### Assigned task
The lines to return are those below that contain the word "color".

[Stored records]
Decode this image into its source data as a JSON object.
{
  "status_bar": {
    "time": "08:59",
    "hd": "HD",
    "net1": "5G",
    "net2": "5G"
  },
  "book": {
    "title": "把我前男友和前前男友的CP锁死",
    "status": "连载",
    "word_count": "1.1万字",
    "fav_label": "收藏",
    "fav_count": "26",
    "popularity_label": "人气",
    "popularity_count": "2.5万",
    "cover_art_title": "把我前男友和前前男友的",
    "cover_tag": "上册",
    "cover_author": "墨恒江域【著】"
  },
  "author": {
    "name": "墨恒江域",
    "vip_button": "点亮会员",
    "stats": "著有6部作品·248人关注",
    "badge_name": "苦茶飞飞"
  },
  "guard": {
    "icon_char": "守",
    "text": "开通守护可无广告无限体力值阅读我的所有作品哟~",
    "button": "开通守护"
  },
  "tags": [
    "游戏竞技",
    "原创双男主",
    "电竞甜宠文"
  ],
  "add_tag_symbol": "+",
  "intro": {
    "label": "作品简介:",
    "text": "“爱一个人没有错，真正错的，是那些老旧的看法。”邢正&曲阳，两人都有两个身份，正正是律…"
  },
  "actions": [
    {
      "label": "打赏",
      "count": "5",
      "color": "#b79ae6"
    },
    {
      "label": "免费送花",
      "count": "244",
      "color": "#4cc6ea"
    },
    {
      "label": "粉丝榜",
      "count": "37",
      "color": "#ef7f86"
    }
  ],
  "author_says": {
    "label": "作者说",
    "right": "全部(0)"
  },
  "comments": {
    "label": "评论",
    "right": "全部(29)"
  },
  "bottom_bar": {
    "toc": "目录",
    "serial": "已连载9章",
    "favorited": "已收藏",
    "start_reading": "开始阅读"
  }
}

### Worked solution
      "color": "#b79ae6"
      "color": "#4cc6ea"
      "color": "#ef7f86"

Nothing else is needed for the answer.